Supreme Court President Asher Grunis 390 (R) (photo credit: REUTERS/Ronen Zvulun)
Supreme Court President Asher Grunis 390 (R)
(photo credit: REUTERS/Ronen Zvulun)
One of the basic principles of democracy is that no branch of government can choose itself. In Israel, the people choose the Knesset. The Knesset votes for the government. However, Israeli judges elect themselves through the Judicial Selection Committee. This must change.
The Judicial Selection Committee is a holdover from the Mapai days when Israel was governed by backroom deals. Like many exclusive clubs, the process is tainted by secrecy and control. Judges are selected by nine people, three of whom are justices of the Supreme Court. The committee sits in a small room. The deliberations are secret. There are no published minutes or records of the meeting.
The backgrounds of the candidates are often unknown, and the results of the votes are not announced. Not surprisingly, inside the room there is often a shuk-like atmosphere.
These same rules even apply for the selection of justices for the Supreme Court. However, for the Supreme Court, the prospective justice must receive a supermajority: seven of the nine votes. This gives the three Supreme Court justices on the committee enormous political leverage.
With the committee only choosing one type of judge, the Israeli people get a single result. And, since the court system is relatively closed, it is often in confrontation with an Israeli society that is more Jewish, more Zionist, more tolerant, less authoritarian and more open to new ideas than the courts.
The Supreme Court in particular often oversteps its boundaries, foraying into politics, culture and ideology.
Since the justices do not stand for election, they have no reason to restrain themselves. For example, in many rulings concerning the security fence, the Supreme Court used principles of human rights to advance Palestinian claims over land and olives trees rather than protecting the Israeli human right to basic security.
When the Supreme Court cancels Knesset laws “left and left,” the people are marginalized. The Knesset has its figurative hands tied behind its back, and often initiatives are stopped due to concern that the Supreme Court will cancel the law. A weakened Knesset has less control over the bureaucracy, opening the door for powerful individuals and groups to secure advantages for themselves.
Like the Knesset, the government is occasionally prevented from taking action because its own legal adviser cautions against risking an adverse ruling.
Working with other members of the Knesset, I have proposed several changes to the administration of the Judicial Selection Committee to make the process more open and democratic.
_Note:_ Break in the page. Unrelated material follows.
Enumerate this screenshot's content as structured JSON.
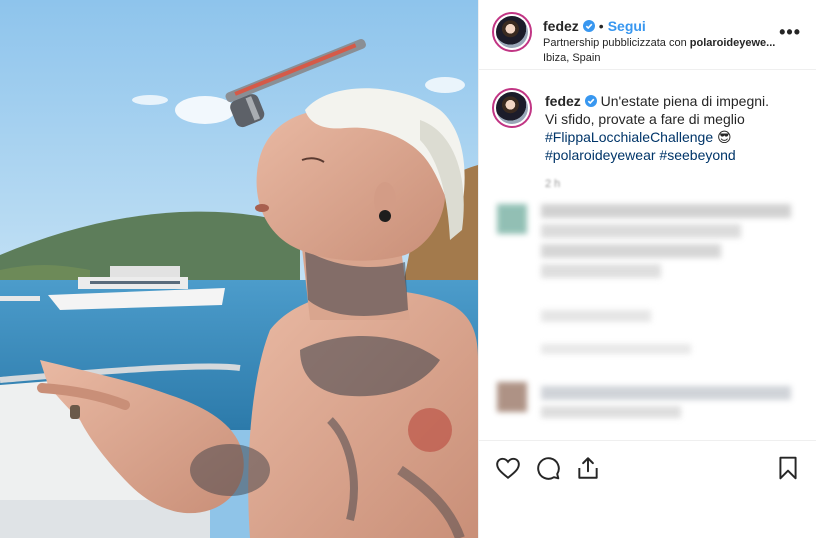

First, there should only be one justice from the Supreme Court sitting on the committee, and the two vacancies should be filled by individuals representing the Israeli people, whether Knesset members, ministers or lay persons. Second, the meetings should be open to the public, just like any other Knesset meeting, and the candidates should be announced, along with the vote tally. Third, there should be a published protocol of the meetings. Fourth, there should be no supermajority required for confirmation to the Supreme Court.
To cynics who say that nothing can be done, I point to two important bills which I initiated in this Knesset. The “Bishara Law,” which canceled pension money and benefits to an MK suspected of helping Hezbollah, was also deemed “impossible” to pass. The Knesset approved it. The Referendum Law, which requires a supermajority in the Knesset or a referendum by the people before the government can surrender land, was also something that supposedly had “no chance.” It passed with 65 votes.
Israel needs a strong Supreme Court, but not one that usurps the power of the people, the government, or the Knesset. The Knesset must have the ability to do its job: to represent the people of Israel. The government must be able to administer the state. The judiciary must rule on cases and controversies, not make policy decisions. And, the people must direct the course of Israeli democracy.
Making decisive changes to the Judicial Selection Committee will strengthen Israeli democracy by removing a legacy of the days when Israel was ruled by committee.
The writer is chairman of the Knesset House Committee and a Likud MK.